The meeting followed the announcement Wednesday that Anglican leaders representing more than 100,000 churchgoers and about 700 churches in the United States and Canada have formed their own constitution for a separate province in the Anglican Communion. The move to create the Anglican Church in North America separates the group from the mainstream Episcopal Church in the United States, which claims more than 2 million members, and the Anglican Church in Canada, which has about 640,000 parishioners on its rolls. Bishop Robert Duncan, who currently leads the breakaway Diocese of Pittsburgh, likely would head up the proposed new province.
Thousands of churches in North America have already left the Episcopal Church and the Anglican Church in Canada in the last few years over issues of biblical orthodoxy and the ordination of homosexuals, including the consecration of openly gay Bishop V. Gene Robinson in New Hampshire five years ago. Most of these churches have joined South American or African provinces, putting themselves under the leadership of archbishops from these continents.
The official breakaway followed a Jerusalem gathering in June of conservative Anglican leaders representing half of the world's 77 million Anglicans, who called for a new Anglican body in North America as part of a declaration of faith.

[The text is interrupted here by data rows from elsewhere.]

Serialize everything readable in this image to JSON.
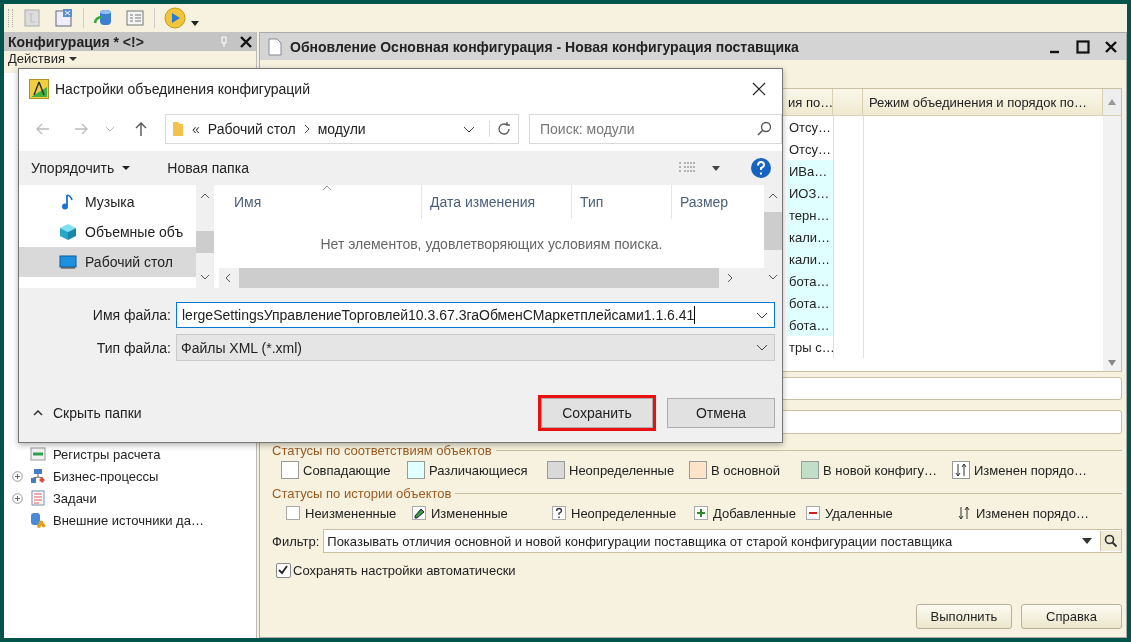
{
  "config_panel": {
    "title": "Конфигурация * <!>",
    "actions_label": "Действия",
    "tree": [
      {
        "label": "Регистры расчета",
        "kind": "register",
        "expandable": false
      },
      {
        "label": "Бизнес-процессы",
        "kind": "process",
        "expandable": true
      },
      {
        "label": "Задачи",
        "kind": "task",
        "expandable": true
      },
      {
        "label": "Внешние источники да…",
        "kind": "source",
        "expandable": false
      }
    ]
  },
  "update_window": {
    "title": "Обновление Основная конфигурация - Новая конфигурация поставщика",
    "table": {
      "columns": [
        "ия по…",
        "Режим объединения и порядок по…"
      ],
      "rows": [
        {
          "column_1": "Отсу…",
          "color": "#ffffff"
        },
        {
          "column_1": "Отсу…",
          "color": "#ffffff"
        },
        {
          "column_1": "ИВа…",
          "color": "#e0ffff"
        },
        {
          "column_1": "ИОЗ…",
          "color": "#e0ffff"
        },
        {
          "column_1": "терн…",
          "color": "#e0ffff"
        },
        {
          "column_1": "кали…",
          "color": "#e0ffff"
        },
        {
          "column_1": "кали…",
          "color": "#e0ffff"
        },
        {
          "column_1": "бота…",
          "color": "#e0ffff"
        },
        {
          "column_1": "бота…",
          "color": "#e0ffff"
        },
        {
          "column_1": "бота…",
          "color": "#e0ffff"
        },
        {
          "column_1": "тры с…",
          "color": "#ffffff"
        }
      ]
    },
    "match_statuses": {
      "title": "Статусы по соответствиям объектов",
      "items": [
        {
          "kind": "swatch",
          "label": "Совпадающие",
          "color": "#ffffff"
        },
        {
          "kind": "swatch",
          "label": "Различающиеся",
          "color": "#e0ffff"
        },
        {
          "kind": "swatch",
          "label": "Неопределенные",
          "color": "#d9d9d9"
        },
        {
          "kind": "swatch",
          "label": "В основной",
          "color": "#fde4c8"
        },
        {
          "kind": "swatch",
          "label": "В новой конфигу…",
          "color": "#bfe0c6"
        },
        {
          "kind": "order",
          "label": "Изменен порядо…"
        }
      ]
    },
    "history_statuses": {
      "title": "Статусы по истории объектов",
      "items": [
        {
          "kind": "blank",
          "label": "Неизмененные"
        },
        {
          "kind": "pencil",
          "label": "Измененные"
        },
        {
          "kind": "question",
          "label": "Неопределенные"
        },
        {
          "kind": "plus",
          "label": "Добавленные"
        },
        {
          "kind": "minus",
          "label": "Удаленные"
        },
        {
          "kind": "order",
          "label": "Изменен порядо…"
        }
      ]
    },
    "filter": {
      "label": "Фильтр:",
      "value": "Показывать отличия основной и новой конфигурации поставщика от старой конфигурации поставщика"
    },
    "autosave": {
      "label": "Сохранять настройки автоматически",
      "checked": true
    },
    "buttons": [
      "Выполнить",
      "Справка"
    ]
  },
  "dialog": {
    "title": "Настройки объединения конфигураций",
    "path_prefix": "«",
    "path": [
      "Рабочий стол",
      "модули"
    ],
    "search": {
      "placeholder": "Поиск: модули"
    },
    "toolbar": {
      "organize": "Упорядочить",
      "new_folder": "Новая папка"
    },
    "nav": [
      {
        "label": "Музыка",
        "kind": "music",
        "selected": false
      },
      {
        "label": "Объемные объ",
        "kind": "objects",
        "selected": false
      },
      {
        "label": "Рабочий стол",
        "kind": "desktop",
        "selected": true
      }
    ],
    "columns": [
      "Имя",
      "Дата изменения",
      "Тип",
      "Размер"
    ],
    "empty_message": "Нет элементов, удовлетворяющих условиям поиска.",
    "file_name": {
      "label": "Имя файла:",
      "value": "lergeSettingsУправлениеТорговлей10.3.67.3гаОбменСМаркетплейсами1.1.6.41"
    },
    "file_type": {
      "label": "Тип файла:",
      "value": "Файлы XML (*.xml)"
    },
    "hide_folders": "Скрыть папки",
    "buttons": [
      {
        "label": "Сохранить",
        "highlighted": true
      },
      {
        "label": "Отмена",
        "highlighted": false
      }
    ]
  }
}
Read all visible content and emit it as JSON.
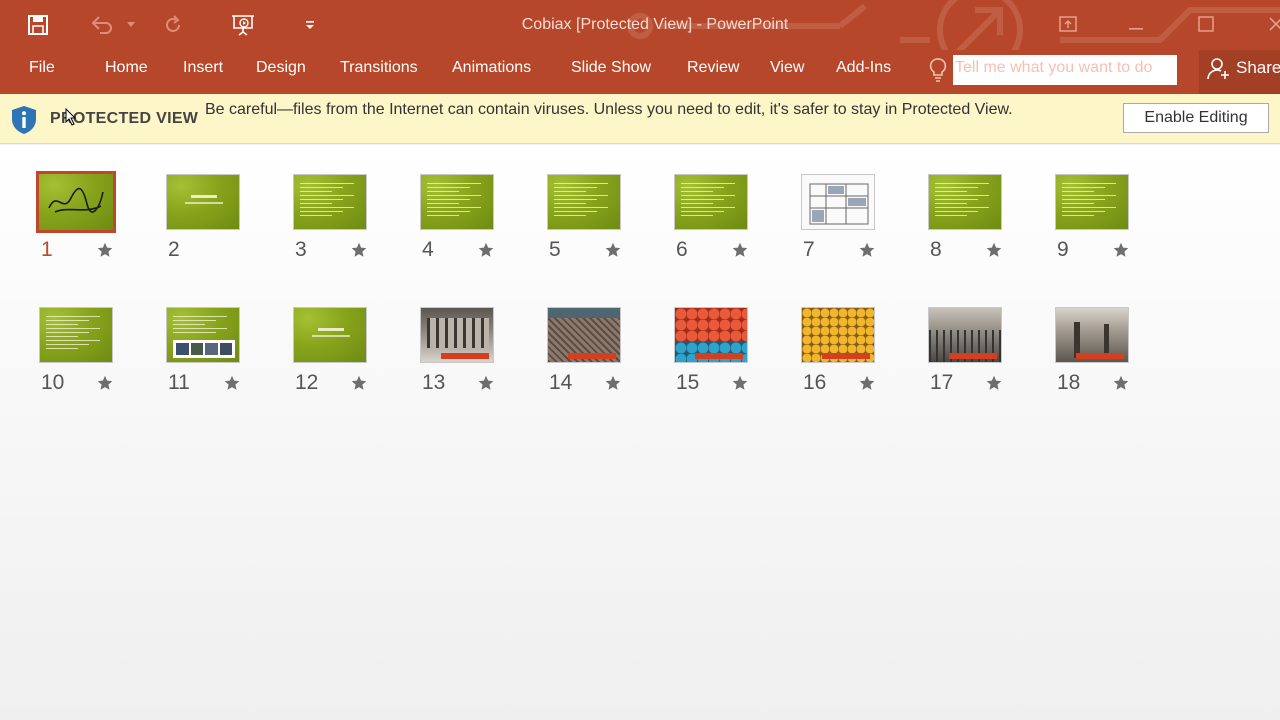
{
  "window": {
    "title": "Cobiax [Protected View] - PowerPoint",
    "accent_color": "#b7472a"
  },
  "quick_access": {
    "icons": [
      "save-icon",
      "undo-icon",
      "undo-dropdown-icon",
      "redo-icon",
      "present-from-start-icon",
      "customize-dropdown-icon"
    ]
  },
  "window_controls": [
    "ribbon-display-options-icon",
    "minimize-icon",
    "maximize-icon",
    "close-icon"
  ],
  "ribbon": {
    "tabs": [
      "File",
      "Home",
      "Insert",
      "Design",
      "Transitions",
      "Animations",
      "Slide Show",
      "Review",
      "View",
      "Add-Ins"
    ],
    "tell_me_placeholder": "Tell me what you want to do",
    "share_label": "Share"
  },
  "protected_view": {
    "title": "PROTECTED VIEW",
    "message": "Be careful—files from the Internet can contain viruses. Unless you need to edit, it's safer to stay in Protected View.",
    "button": "Enable Editing"
  },
  "slides": [
    {
      "number": "1",
      "style": "calligraphy",
      "selected": true,
      "has_transition": true
    },
    {
      "number": "2",
      "style": "title",
      "selected": false,
      "has_transition": false
    },
    {
      "number": "3",
      "style": "text",
      "selected": false,
      "has_transition": true
    },
    {
      "number": "4",
      "style": "text",
      "selected": false,
      "has_transition": true
    },
    {
      "number": "5",
      "style": "text",
      "selected": false,
      "has_transition": true
    },
    {
      "number": "6",
      "style": "text",
      "selected": false,
      "has_transition": true
    },
    {
      "number": "7",
      "style": "drawing",
      "selected": false,
      "has_transition": true
    },
    {
      "number": "8",
      "style": "text",
      "selected": false,
      "has_transition": true
    },
    {
      "number": "9",
      "style": "text",
      "selected": false,
      "has_transition": true
    },
    {
      "number": "10",
      "style": "text",
      "selected": false,
      "has_transition": true
    },
    {
      "number": "11",
      "style": "text-images",
      "selected": false,
      "has_transition": true
    },
    {
      "number": "12",
      "style": "title",
      "selected": false,
      "has_transition": true
    },
    {
      "number": "13",
      "style": "photo-gray",
      "selected": false,
      "has_transition": true
    },
    {
      "number": "14",
      "style": "photo-rebar",
      "selected": false,
      "has_transition": true
    },
    {
      "number": "15",
      "style": "photo-red-blue",
      "selected": false,
      "has_transition": true
    },
    {
      "number": "16",
      "style": "photo-yellow",
      "selected": false,
      "has_transition": true
    },
    {
      "number": "17",
      "style": "photo-site",
      "selected": false,
      "has_transition": true
    },
    {
      "number": "18",
      "style": "photo-interior",
      "selected": false,
      "has_transition": true
    }
  ]
}
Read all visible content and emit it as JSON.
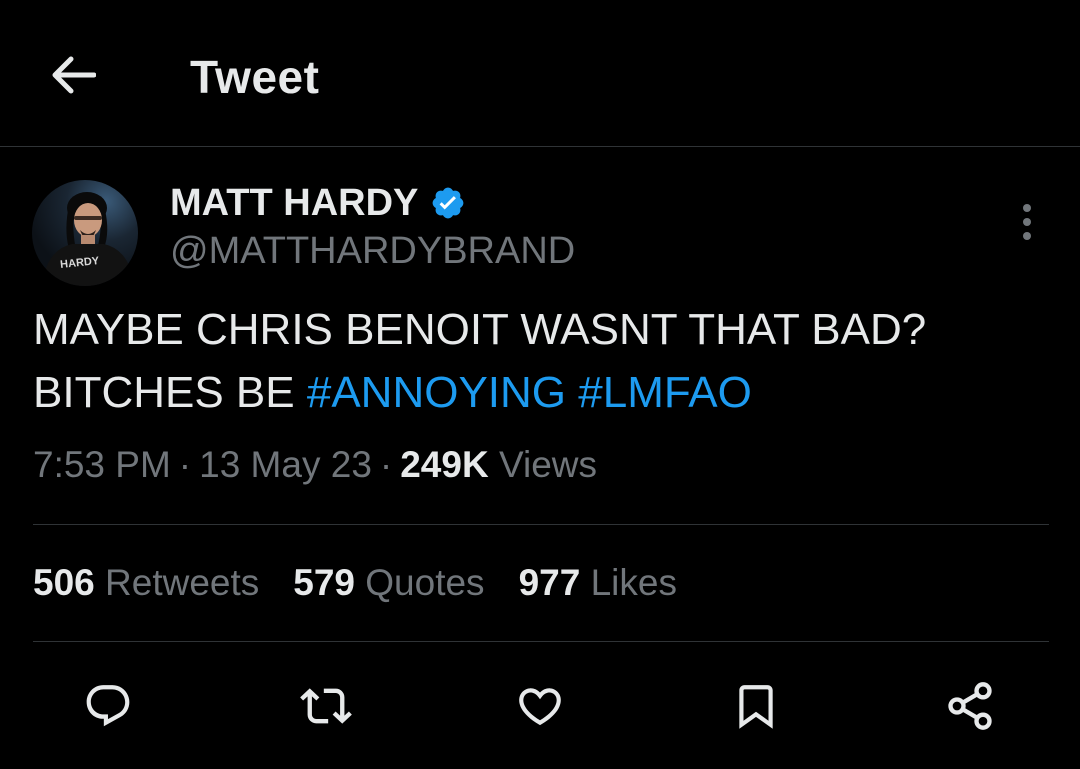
{
  "header": {
    "title": "Tweet",
    "back_icon": "arrow-left-icon"
  },
  "tweet": {
    "author": {
      "name": "MATT HARDY",
      "handle": "@MATTHARDYBRAND",
      "verified": true,
      "verified_color": "#1d9bf0",
      "avatar_shirt_text": "HARDY"
    },
    "text": {
      "line1": "MAYBE CHRIS BENOIT WASNT THAT BAD?",
      "line2_prefix": "BITCHES BE ",
      "hashtags": [
        "#ANNOYING",
        "#LMFAO"
      ]
    },
    "meta": {
      "time": "7:53 PM",
      "separator": "·",
      "date": "13 May 23",
      "views_count": "249K",
      "views_label": "Views"
    },
    "stats": {
      "retweets": {
        "count": "506",
        "label": "Retweets"
      },
      "quotes": {
        "count": "579",
        "label": "Quotes"
      },
      "likes": {
        "count": "977",
        "label": "Likes"
      }
    },
    "actions": [
      "reply-icon",
      "retweet-icon",
      "like-icon",
      "bookmark-icon",
      "share-icon"
    ]
  },
  "colors": {
    "background": "#000000",
    "text_primary": "#e7e9ea",
    "text_secondary": "#71767b",
    "accent": "#1d9bf0",
    "divider": "#2f3336"
  }
}
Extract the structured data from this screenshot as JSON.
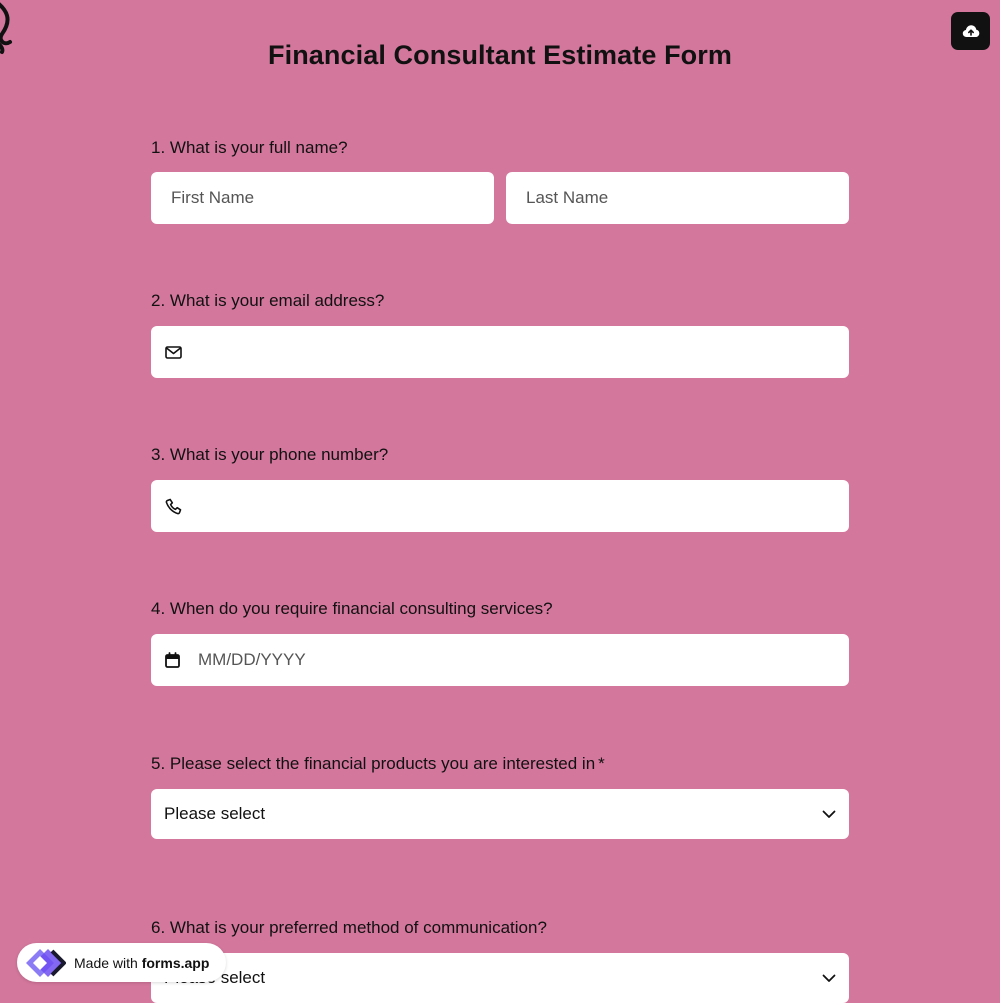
{
  "form": {
    "title": "Financial Consultant Estimate Form"
  },
  "questions": [
    {
      "label": "1.  What is your full name?"
    },
    {
      "label": "2. What is your email address?"
    },
    {
      "label": "3. What is your phone number?"
    },
    {
      "label": "4. When do you require financial consulting services?"
    },
    {
      "label": "5. Please select the financial products you are interested in",
      "required_mark": "*"
    },
    {
      "label": "6. What is your preferred method of communication?"
    }
  ],
  "fields": {
    "first_name_placeholder": "First Name",
    "last_name_placeholder": "Last Name",
    "date_placeholder": "MM/DD/YYYY",
    "select_products_value": "Please select",
    "select_communication_value": "Please select"
  },
  "icons": {
    "upload": "cloud-upload-icon",
    "email": "envelope-icon",
    "phone": "phone-icon",
    "date": "calendar-icon",
    "dropdown": "chevron-down-icon"
  },
  "badge": {
    "prefix": "Made with",
    "brand": "forms.app"
  },
  "colors": {
    "background": "#d3779c",
    "field": "#ffffff",
    "text": "#111111",
    "button": "#111111"
  }
}
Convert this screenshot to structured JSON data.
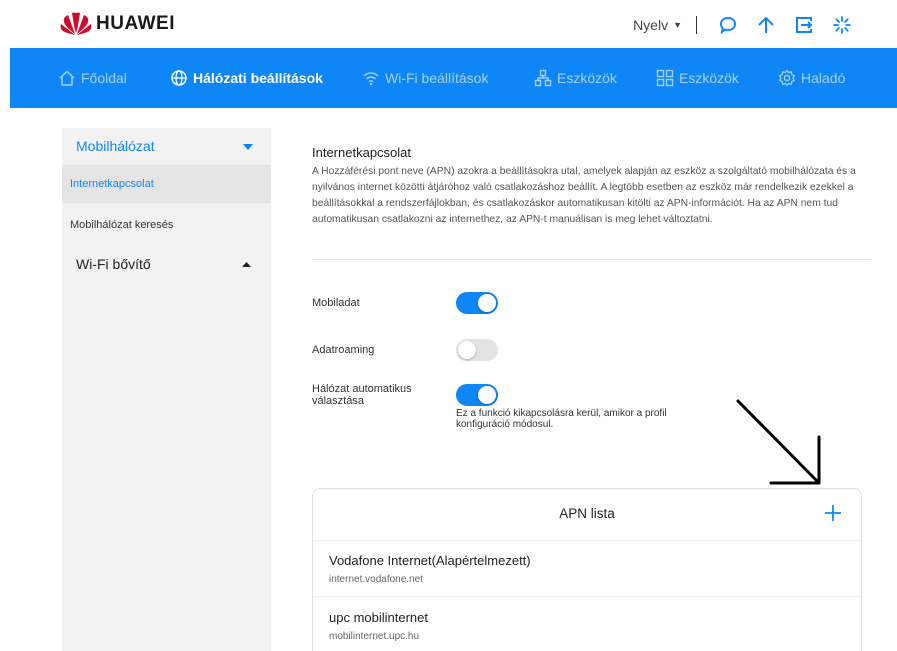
{
  "brand": {
    "name": "HUAWEI",
    "color": "#cf0a2c"
  },
  "topbar": {
    "language_label": "Nyelv",
    "icons": [
      "chat-icon",
      "upload-arrow-icon",
      "logout-icon",
      "loading-icon"
    ]
  },
  "nav": {
    "accent": "#0f86f5",
    "items": [
      {
        "label": "Főoldal",
        "icon": "home-icon",
        "active": false
      },
      {
        "label": "Hálózati beállítások",
        "icon": "globe-icon",
        "active": true
      },
      {
        "label": "Wi-Fi beállítások",
        "icon": "wifi-icon",
        "active": false
      },
      {
        "label": "Eszközök",
        "icon": "devices-icon",
        "active": false
      },
      {
        "label": "Eszközök",
        "icon": "apps-icon",
        "active": false
      },
      {
        "label": "Haladó",
        "icon": "gear-icon",
        "active": false
      }
    ]
  },
  "sidebar": {
    "groups": [
      {
        "label": "Mobilhálózat",
        "expanded": true,
        "items": [
          "Internetkapcsolat",
          "Mobilhálózat keresés"
        ]
      },
      {
        "label": "Wi-Fi bővítő",
        "expanded": false,
        "items": []
      }
    ]
  },
  "main": {
    "title": "Internetkapcsolat",
    "description": "A Hozzáférési pont neve (APN) azokra a beállításokra utal, amelyek alapján az eszköz a szolgáltató mobilhálózata és a nyilvános internet közötti átjáróhoz való csatlakozáshoz beállít. A legtöbb esetben az eszköz már rendelkezik ezekkel a beállításokkal a rendszerfájlokban, és csatlakozáskor automatikusan kitölti az APN-információt. Ha az APN nem tud automatikusan csatlakozni az internethez, az APN-t manuálisan is meg lehet változtatni.",
    "settings": [
      {
        "label": "Mobiladat",
        "enabled": true
      },
      {
        "label": "Adatroaming",
        "enabled": false
      },
      {
        "label": "Hálózat automatikus választása",
        "enabled": true,
        "hint": "Ez a funkció kikapcsolásra kerül, amikor a profil konfiguráció módosul."
      }
    ]
  },
  "apn": {
    "title": "APN lista",
    "add_icon": "plus-icon",
    "items": [
      {
        "name": "Vodafone Internet(Alapértelmezett)",
        "apn": "internet.vodafone.net"
      },
      {
        "name": "upc mobilinternet",
        "apn": "mobilinternet.upc.hu"
      }
    ]
  }
}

Archbishop Williams has indicated that he will not recognize the new province anytime soon, and throughout the controversy he has sought compromise between the two sides. To become their own official province, the breakaway churches, according to Canterbury's position, must go through an extensive process that typically takes years. Leaders of the movement plan to submit a formal proposal to become the 39th Anglican province at a January meeting in Alexandria, Egypt.
While the Anglican dissenters say their position arises from their commitment to an orthodox interpretation of the Bible, mainstream Episcopalians say these churches are simply intolerant.
"They are trying to fly under the banner of theological orthodoxy," Jim Naughton of the Episcopal Church told The Times of London. "Really, they are just anti-gay."
The five primates who met with the archbishop of Canterbury Friday were Archbishop Peter Akinola of Nigeria, Archbishop Benjamin Nzimbi of Kenya, Archbishop Emmanuel Kolini of Rwanda, Archbishop Henry Orombi of Uganda, and Bishop Gregory Venables of the Southern Cone, or South America. The five said they were seeking the unity of the church, which is why North American Anglican churches say they desire to add a province instead of breaking away from the church entirely. But having two provinces for the same geographic region would change the traditional governing structure of the Anglican Communion and set a precedent for other regions facing similar concerns about orthodoxy.
The Associated Press contributed to this report.